In issue #106320, I removed many private C API functions in Python 3.13. It does break many C extensions projects on purpose. Here is my plan for the Python 3.13 development cycle. In short, it should be mostly fine before Python 3.13 beta1, otherwise we just follow the backup plan (revert all removals).
- Remove as many private API (functions, variables, macros) as possible, as early as possible: in practice, it only means to move these API to the internal C API. Not really “remove” them, only “remove” them from the public C API.
- Identify affected C extensions: code search (I already started to do that), build projects with Python 3.13 (I just tried to build numpy: I created an issue for Cython).
- At least report the issue to affected projects, or even propose a fix.
- Consider adding a new clean (tested, documented, maybe better API) functions replacing removed private functions.
- Target: Python 3.13 alpha 1 (October 2023)
- For most popular projects like Cython, numpy and pip: revert removals to unblock these projects if no release can be shipped with a fix in the meanwhile. If possible, I would prefer to only revert removals once these projects are fixed upstream (got a fix merged). The alpha1 should be usable a minimum!
- Target: Python 3.13 beta 1 (May 2024), but honestly doing this way before will be better. It’s just that I don’t know how much I can do alone so I prefer being pessimistic
- For remaining broken C extensions: decide what to do with removals causing most troubles. Propose a tool to automate migration to the new API? Add new public API to replace the removed one? Revert removals to give more time to C extensions maintainers? Something else?
Well, maybe I want your life to be a pain
No, seriously: there is an ongoing work on fixing C API issues (new C API working group!). We would like to fix issues one by one, but it will take time since we want to reduce the number of impacted projects (smooth migration). If the C API is too broad, it’s hard to do this work.
Private API has multiple issues: they are usually not documented, not tested, and so their behavior may change without any warning or anything. Also, they can be removed anytime without any notice. Core developers don’t know how these functions are used, and so it’s hard to enhance them and maintain them.
My idea is to proactively go through the long list of private functions: see how they are used, see if anyone uses it, clarify the difference between private and public functions. My long goal would be to only provide clean public functions (tested, documented, follow regular PEP 387 deprecation process) in the public API, and put anything else in the internal C API. An alternative is to put some functions in the new PyUnstable C API, PEP 689 – Unstable C API tier.
As I wrote, I would like to convert some private functions to well tested and well documented public functions. IMO this work is important. During this conversion, we have to follow the latest C API guidelines to provide an even better API than before.

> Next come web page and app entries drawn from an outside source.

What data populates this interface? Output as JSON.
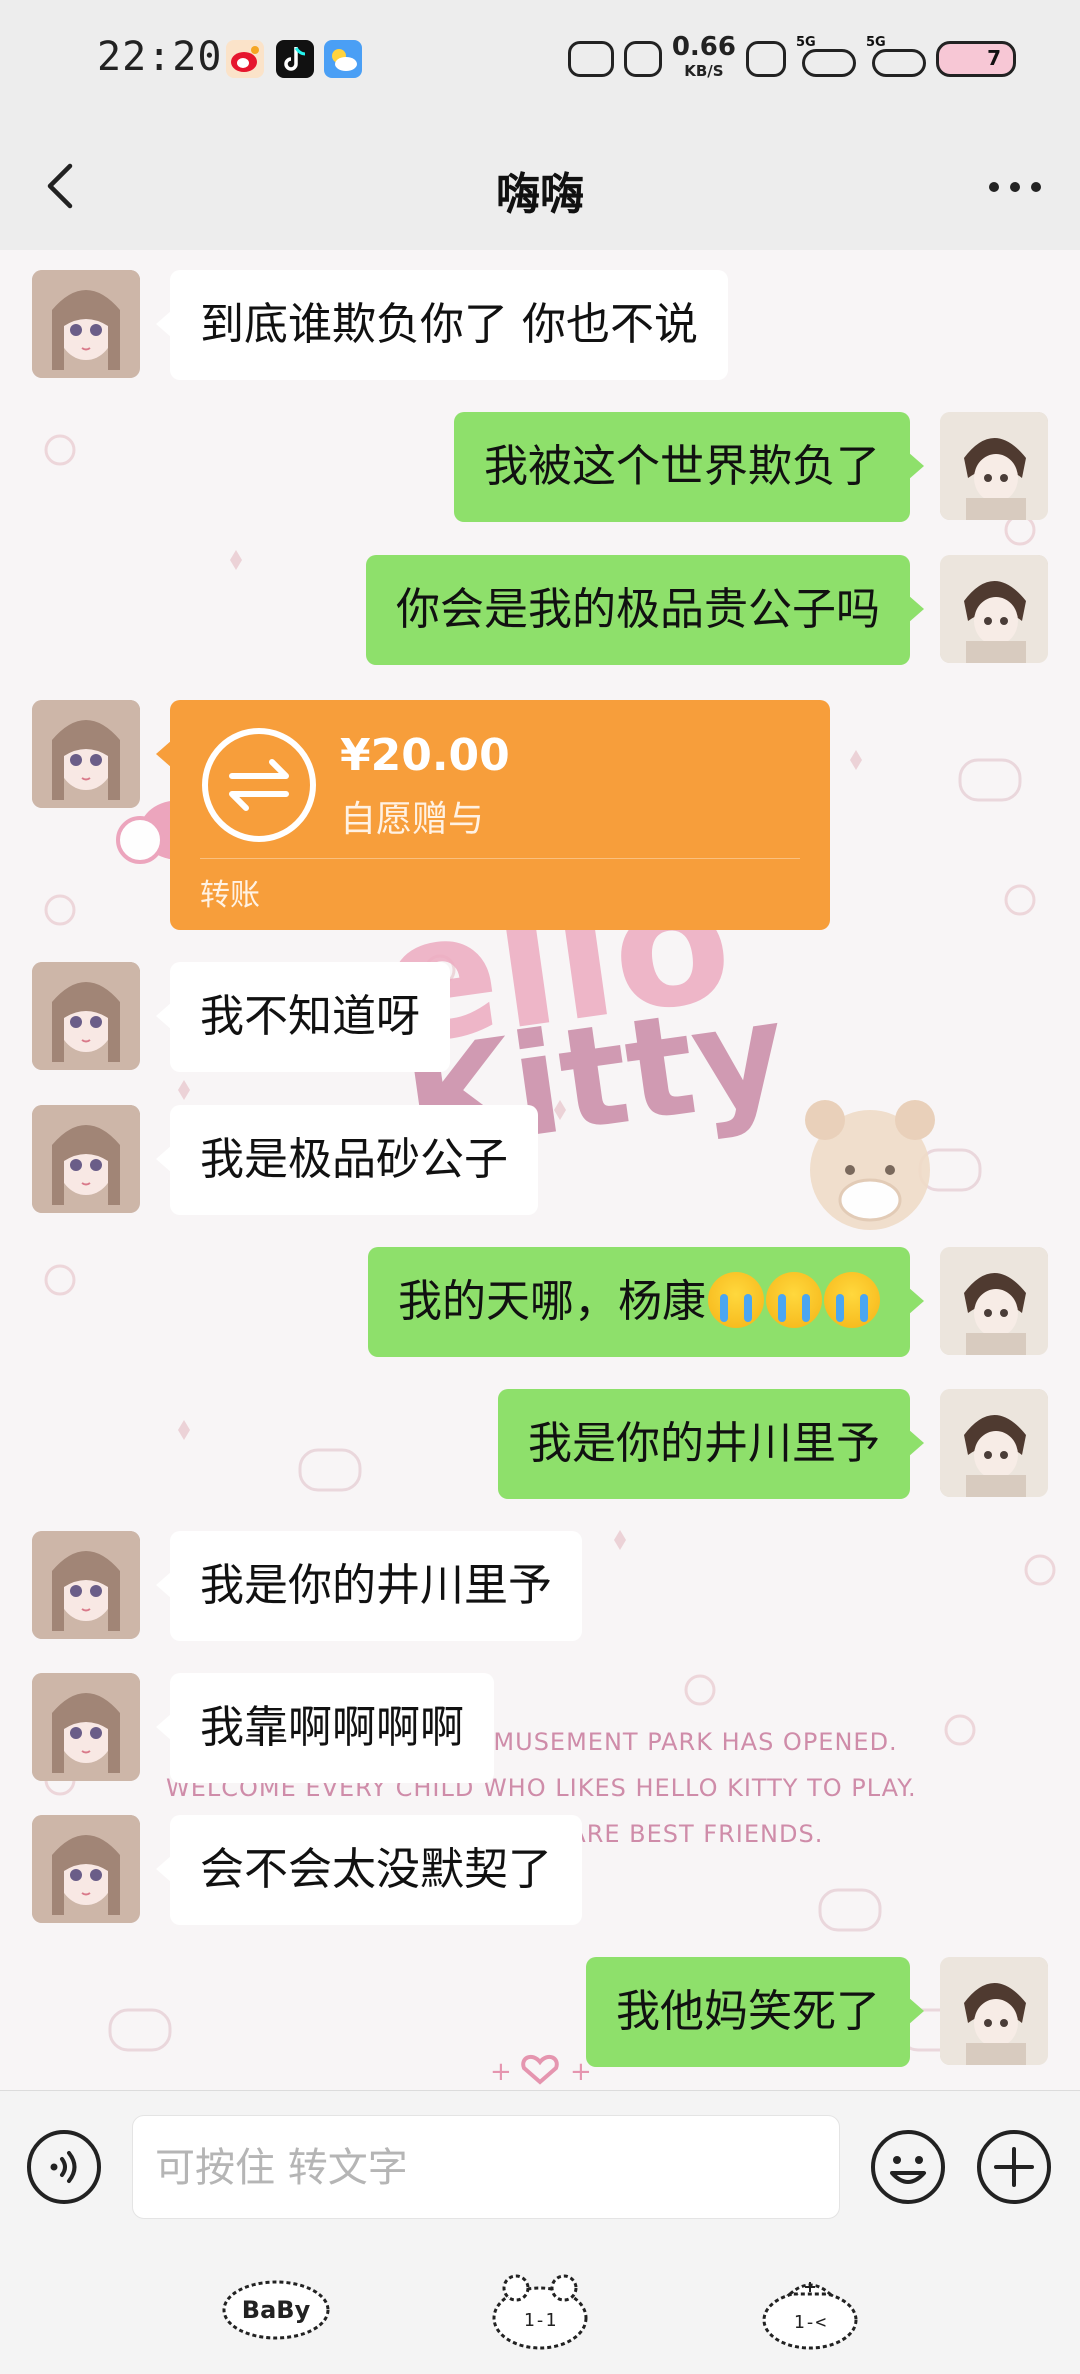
{
  "status_bar": {
    "time": "22:20",
    "net_speed_value": "0.66",
    "net_speed_unit": "KB/S",
    "signal_1": "5G",
    "signal_2": "5G",
    "battery": "7"
  },
  "header": {
    "title": "嗨嗨"
  },
  "messages": [
    {
      "side": "in",
      "text": "到底谁欺负你了 你也不说"
    },
    {
      "side": "out",
      "text": "我被这个世界欺负了"
    },
    {
      "side": "out",
      "text": "你会是我的极品贵公子吗"
    },
    {
      "side": "in",
      "type": "transfer",
      "amount": "¥20.00",
      "note": "自愿赠与",
      "label": "转账"
    },
    {
      "side": "in",
      "text": "我不知道呀"
    },
    {
      "side": "in",
      "text": "我是极品砂公子"
    },
    {
      "side": "out",
      "text": "我的天哪，杨康",
      "emoji": "loudly-crying-face",
      "emoji_count": 3
    },
    {
      "side": "out",
      "text": "我是你的井川里予"
    },
    {
      "side": "in",
      "text": "我是你的井川里予"
    },
    {
      "side": "in",
      "text": "我靠啊啊啊啊"
    },
    {
      "side": "in",
      "text": "会不会太没默契了"
    },
    {
      "side": "out",
      "text": "我他妈笑死了"
    }
  ],
  "wallpaper": {
    "line_1": "AMUSEMENT PARK HAS OPENED.",
    "line_2": "WELCOME EVERY CHILD WHO LIKES HELLO KITTY TO PLAY.",
    "line_3": "EN WE ARE BEST FRIENDS.",
    "logo_text": "Hello Kitty"
  },
  "input_bar": {
    "placeholder": "可按住 转文字"
  },
  "bottom_bar": {
    "deco_1": "BaBy",
    "deco_2": "1-1",
    "deco_3": "1-<"
  },
  "colors": {
    "outgoing_bubble": "#8ee06b",
    "incoming_bubble": "#ffffff",
    "transfer_card": "#f79e3b",
    "header_bg": "#ededed"
  }
}
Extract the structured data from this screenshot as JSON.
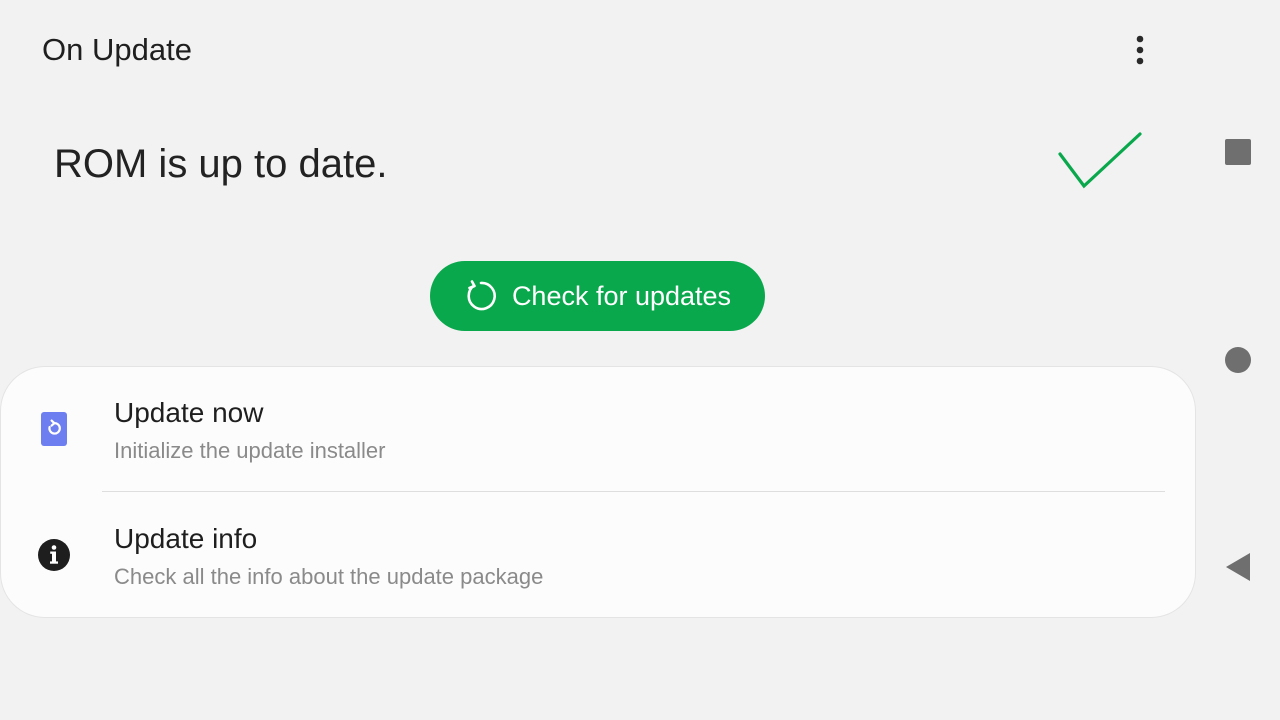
{
  "app": {
    "title": "On Update"
  },
  "status": {
    "message": "ROM is up to date.",
    "state_icon": "check-icon",
    "accent_color": "#0aa84c"
  },
  "actions": {
    "check_label": "Check for updates",
    "check_icon": "refresh-icon"
  },
  "menu": {
    "icon": "more-vert-icon"
  },
  "list": {
    "items": [
      {
        "title": "Update now",
        "subtitle": "Initialize the update installer",
        "icon": "update-icon"
      },
      {
        "title": "Update info",
        "subtitle": "Check all the info about the update package",
        "icon": "info-icon"
      }
    ]
  },
  "navigation": {
    "buttons": [
      "recents-icon",
      "home-icon",
      "back-icon"
    ]
  }
}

To convert a project to a new better public API, this project cannot lose support for old Python versions! That’s the problem of the idea of starting a new C API and leave the current C API unchanged: new API are only supported by new Python version. The solution here is to provide the new functions on old Python versions: that’s exactly what the pythoncapi-compat project does, header file providing these functions as static inline functions for old Python versions, up to Python 2.7!
In previous Python releases, I already followed a similar migration plan for deprecated functions: remove all deprecated functions planned for removal as early as possible at the beginning of a new development cycle, and then slowly reconsider reverting some removals once affected projects are aware of the issue (report the issue, or better fix the issue, but maybe there is no release yet), to unblock these projects.
The plan is to get a beta1 release as functional as possible, but allow some bumpy road between now and beta1.
In the worst case, the backup plan is simple: revert removals. In fact, I didn’t remove the function implementation. I only moved their definition from the public C API to the internal C API (move from Include/ or Include/cpython/ to Include/internal/). A revert is just to do the opposite again.
Obviously, anyone is welcomed to help me in this work: identify affected projects, report issues to these projects, propose patches, propose converting private functions to public functions, etc.
So. What do you think of this plan? Is anyone interested to help me?